Each line of the listing that contains the word "resource" is to be copied.

%%

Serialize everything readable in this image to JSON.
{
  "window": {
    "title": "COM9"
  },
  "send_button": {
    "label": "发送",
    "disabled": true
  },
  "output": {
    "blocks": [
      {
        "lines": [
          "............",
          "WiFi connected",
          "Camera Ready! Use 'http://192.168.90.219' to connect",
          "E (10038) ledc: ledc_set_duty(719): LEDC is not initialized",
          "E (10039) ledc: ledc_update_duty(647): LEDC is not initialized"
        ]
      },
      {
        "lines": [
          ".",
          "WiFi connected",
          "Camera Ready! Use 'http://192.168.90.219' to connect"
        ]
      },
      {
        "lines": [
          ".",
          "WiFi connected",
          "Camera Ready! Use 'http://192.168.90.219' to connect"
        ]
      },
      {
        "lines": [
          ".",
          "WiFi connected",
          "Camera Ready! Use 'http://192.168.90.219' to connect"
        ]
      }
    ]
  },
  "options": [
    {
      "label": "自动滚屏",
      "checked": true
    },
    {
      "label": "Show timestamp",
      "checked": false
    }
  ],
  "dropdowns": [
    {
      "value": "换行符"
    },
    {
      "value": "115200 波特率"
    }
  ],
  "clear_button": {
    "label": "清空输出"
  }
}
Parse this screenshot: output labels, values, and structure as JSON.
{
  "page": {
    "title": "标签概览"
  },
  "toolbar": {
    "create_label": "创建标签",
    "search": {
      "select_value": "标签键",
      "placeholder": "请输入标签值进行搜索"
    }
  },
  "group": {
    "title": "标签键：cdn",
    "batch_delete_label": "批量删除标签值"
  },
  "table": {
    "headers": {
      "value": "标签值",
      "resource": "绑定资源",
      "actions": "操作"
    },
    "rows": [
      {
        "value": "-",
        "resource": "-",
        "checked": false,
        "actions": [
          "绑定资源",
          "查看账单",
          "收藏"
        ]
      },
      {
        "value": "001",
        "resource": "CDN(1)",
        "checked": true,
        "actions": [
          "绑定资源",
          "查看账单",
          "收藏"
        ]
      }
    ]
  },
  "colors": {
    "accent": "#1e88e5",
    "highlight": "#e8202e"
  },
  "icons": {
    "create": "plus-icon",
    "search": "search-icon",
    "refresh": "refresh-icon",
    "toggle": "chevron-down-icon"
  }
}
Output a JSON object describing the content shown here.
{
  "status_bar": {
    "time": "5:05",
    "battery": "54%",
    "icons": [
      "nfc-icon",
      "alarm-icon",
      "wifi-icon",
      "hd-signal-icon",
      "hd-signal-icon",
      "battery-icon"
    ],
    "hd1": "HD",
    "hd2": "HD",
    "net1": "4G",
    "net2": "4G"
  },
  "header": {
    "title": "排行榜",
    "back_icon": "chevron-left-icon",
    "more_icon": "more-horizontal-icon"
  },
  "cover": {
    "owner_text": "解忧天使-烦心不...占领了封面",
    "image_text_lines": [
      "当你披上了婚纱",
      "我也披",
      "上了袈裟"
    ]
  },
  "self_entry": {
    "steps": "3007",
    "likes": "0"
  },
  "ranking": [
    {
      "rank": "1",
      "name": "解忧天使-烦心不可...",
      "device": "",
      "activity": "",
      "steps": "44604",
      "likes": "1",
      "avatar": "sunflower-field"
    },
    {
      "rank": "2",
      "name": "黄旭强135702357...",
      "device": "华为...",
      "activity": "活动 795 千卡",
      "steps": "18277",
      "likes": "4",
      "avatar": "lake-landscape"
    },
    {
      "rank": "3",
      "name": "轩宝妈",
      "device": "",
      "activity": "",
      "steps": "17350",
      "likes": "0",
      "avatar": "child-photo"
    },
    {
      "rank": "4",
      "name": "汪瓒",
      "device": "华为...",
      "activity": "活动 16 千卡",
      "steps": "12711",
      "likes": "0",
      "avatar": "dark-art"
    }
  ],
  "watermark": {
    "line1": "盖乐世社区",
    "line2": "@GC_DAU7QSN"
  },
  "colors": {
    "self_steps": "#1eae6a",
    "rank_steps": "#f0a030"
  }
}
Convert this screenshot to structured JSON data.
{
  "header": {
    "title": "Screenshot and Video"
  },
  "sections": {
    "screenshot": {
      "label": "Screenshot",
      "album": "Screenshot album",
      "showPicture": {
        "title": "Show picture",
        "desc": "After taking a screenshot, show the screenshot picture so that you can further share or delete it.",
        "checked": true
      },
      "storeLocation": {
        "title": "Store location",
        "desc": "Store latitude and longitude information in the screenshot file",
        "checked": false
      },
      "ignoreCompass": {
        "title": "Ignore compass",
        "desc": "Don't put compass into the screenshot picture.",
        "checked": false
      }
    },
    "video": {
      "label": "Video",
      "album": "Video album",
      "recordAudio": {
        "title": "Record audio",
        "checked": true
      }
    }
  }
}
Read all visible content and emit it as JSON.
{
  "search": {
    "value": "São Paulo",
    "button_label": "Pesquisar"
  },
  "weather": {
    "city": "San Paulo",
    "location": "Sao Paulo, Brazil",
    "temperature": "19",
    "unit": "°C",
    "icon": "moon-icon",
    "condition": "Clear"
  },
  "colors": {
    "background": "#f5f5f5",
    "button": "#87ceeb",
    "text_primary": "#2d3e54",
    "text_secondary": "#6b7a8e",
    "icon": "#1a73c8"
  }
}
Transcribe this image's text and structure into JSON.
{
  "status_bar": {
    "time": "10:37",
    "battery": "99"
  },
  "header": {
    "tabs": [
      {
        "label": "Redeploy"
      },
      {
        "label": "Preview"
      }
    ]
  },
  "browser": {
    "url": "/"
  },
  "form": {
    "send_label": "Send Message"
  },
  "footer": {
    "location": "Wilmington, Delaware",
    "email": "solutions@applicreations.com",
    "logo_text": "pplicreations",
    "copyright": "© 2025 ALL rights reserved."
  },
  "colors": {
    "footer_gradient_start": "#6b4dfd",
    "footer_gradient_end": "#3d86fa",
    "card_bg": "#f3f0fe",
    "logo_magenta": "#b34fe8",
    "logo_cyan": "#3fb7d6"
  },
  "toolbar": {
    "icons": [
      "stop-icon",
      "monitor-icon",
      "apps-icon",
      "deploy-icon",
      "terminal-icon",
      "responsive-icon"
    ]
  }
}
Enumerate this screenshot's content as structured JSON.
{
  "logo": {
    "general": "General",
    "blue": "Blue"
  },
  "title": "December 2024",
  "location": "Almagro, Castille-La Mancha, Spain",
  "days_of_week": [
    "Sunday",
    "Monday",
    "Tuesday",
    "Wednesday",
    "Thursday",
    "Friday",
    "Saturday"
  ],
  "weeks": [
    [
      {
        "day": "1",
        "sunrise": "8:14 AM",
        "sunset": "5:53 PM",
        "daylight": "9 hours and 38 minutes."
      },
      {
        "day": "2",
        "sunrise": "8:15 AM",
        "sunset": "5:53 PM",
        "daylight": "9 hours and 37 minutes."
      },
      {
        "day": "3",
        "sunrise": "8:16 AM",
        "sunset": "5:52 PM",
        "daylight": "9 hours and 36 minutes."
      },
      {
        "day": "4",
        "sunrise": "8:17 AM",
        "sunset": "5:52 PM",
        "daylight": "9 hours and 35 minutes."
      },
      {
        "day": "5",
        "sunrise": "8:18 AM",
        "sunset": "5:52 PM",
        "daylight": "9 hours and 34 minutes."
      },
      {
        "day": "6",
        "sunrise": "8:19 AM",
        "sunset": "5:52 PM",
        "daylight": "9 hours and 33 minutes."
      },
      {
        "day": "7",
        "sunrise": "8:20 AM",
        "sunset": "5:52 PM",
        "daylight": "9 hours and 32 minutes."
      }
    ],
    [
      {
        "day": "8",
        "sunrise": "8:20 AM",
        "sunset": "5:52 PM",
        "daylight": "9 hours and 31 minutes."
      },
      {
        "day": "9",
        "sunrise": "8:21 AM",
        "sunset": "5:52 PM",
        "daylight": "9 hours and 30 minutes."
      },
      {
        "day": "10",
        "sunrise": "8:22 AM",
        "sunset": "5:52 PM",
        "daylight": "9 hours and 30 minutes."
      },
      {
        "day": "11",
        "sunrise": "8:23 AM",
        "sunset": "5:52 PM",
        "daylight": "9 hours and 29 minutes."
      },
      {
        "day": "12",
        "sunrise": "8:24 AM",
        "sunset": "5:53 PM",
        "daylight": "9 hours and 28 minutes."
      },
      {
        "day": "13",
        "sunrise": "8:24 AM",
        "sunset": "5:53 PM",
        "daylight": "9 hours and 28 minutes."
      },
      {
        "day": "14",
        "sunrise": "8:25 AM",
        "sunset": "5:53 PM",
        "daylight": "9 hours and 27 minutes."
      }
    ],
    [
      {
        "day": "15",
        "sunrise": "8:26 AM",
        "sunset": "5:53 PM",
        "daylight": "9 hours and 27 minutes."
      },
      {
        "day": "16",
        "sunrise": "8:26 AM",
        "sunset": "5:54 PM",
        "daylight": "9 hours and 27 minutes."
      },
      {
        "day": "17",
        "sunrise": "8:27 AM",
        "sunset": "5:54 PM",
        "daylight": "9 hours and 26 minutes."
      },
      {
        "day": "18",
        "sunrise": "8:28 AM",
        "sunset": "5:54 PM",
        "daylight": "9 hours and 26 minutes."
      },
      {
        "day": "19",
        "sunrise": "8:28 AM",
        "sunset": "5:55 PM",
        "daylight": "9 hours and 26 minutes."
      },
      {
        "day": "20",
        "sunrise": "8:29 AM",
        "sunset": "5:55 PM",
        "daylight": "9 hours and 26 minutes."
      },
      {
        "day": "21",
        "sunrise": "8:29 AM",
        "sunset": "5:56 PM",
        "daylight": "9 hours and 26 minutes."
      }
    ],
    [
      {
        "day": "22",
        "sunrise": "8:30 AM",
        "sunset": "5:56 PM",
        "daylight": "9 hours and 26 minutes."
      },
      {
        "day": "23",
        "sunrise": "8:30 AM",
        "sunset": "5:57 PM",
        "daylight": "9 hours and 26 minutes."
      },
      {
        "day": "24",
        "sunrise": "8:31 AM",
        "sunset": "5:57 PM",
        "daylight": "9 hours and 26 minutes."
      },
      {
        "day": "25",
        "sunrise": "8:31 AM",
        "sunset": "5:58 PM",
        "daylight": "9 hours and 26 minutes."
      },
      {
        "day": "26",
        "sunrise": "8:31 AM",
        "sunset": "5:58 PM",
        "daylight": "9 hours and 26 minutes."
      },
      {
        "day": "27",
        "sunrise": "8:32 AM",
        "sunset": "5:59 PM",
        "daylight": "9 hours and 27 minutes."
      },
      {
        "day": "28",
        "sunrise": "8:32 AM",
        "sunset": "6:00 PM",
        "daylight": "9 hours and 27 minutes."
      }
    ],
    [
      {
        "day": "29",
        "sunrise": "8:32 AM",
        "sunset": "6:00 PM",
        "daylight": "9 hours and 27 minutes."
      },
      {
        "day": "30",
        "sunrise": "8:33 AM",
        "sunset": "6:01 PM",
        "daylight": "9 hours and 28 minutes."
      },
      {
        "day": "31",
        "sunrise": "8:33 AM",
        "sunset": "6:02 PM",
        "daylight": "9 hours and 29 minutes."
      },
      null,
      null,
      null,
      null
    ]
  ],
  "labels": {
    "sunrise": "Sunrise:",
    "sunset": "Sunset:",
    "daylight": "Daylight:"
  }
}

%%

**Task output**.
      "resource": "绑定资源",
        "resource": "-",
        "resource": "CDN(1)",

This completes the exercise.